The looking after of children is still seen as a private matter rather than a public good. But how does society function without it?
From precarity in the gig economy to underfunding in the NHS, coronavirus has brutally exposed the weaknesses of our economy. Some hoped that school and nursery closures would prompt a similar lightbulb moment in relation to childcare. Without paid care and education, the formal economy would grind to a halt. Everyone would realise how utterly dependent we are on childcare, both paid and unpaid. Pressure would grow to address the chronic underfunding of early years provision and the poor pay and conditions of childcare workers, and to recognise the burden of care work in the home.

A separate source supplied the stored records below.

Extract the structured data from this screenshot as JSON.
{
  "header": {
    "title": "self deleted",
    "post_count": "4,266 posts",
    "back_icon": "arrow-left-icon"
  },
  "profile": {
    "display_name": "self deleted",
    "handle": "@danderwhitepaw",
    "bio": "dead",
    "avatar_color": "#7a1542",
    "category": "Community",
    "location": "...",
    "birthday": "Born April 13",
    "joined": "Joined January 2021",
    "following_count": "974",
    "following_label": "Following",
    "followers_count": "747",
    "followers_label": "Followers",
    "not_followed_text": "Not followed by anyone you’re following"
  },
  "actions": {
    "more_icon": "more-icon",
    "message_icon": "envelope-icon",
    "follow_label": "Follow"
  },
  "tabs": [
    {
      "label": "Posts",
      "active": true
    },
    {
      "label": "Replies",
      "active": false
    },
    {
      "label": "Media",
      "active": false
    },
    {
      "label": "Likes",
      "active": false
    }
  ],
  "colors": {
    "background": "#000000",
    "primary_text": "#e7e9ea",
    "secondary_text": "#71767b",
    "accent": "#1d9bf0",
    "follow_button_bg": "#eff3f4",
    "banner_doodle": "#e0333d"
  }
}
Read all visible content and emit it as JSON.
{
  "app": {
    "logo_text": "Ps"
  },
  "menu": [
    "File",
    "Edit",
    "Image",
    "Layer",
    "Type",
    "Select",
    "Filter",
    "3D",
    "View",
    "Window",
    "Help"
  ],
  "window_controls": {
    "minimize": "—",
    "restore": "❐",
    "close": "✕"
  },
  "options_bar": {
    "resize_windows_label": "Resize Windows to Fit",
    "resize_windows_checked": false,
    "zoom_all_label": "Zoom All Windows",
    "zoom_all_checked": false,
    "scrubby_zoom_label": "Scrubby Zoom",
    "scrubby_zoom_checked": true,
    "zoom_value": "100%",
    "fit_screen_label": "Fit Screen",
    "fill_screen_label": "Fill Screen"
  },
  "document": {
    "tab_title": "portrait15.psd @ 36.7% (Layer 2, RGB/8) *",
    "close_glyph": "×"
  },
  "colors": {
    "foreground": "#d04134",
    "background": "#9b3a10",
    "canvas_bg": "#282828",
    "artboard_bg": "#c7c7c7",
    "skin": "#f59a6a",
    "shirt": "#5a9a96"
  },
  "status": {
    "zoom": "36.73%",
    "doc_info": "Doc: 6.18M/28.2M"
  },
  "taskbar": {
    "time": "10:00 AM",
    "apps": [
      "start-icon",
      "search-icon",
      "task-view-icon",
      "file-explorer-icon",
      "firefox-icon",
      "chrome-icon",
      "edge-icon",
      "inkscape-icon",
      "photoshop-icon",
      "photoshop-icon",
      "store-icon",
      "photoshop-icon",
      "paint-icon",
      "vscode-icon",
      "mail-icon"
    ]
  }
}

So far, the opposite has been true. The very same issues that always leave care work undervalued and invisible have ensured it remains so during lockdown. Childcare is still regarded as a private matter rather than a public good. The burdens of lockdown childcare have been quietly absorbed in the home, disproportionately by women, who flock to Facebook groups with names like “Family lockdown tips and ideas”. Families have been left to navigate the resulting financial and mental strains as best they can. Privately, governments and employers both know that unpaid childcare is essential and demanding work, and that the scale of it has just exploded. Publicly, they must pretend this work does not exist, since they have no appetite to properly support it.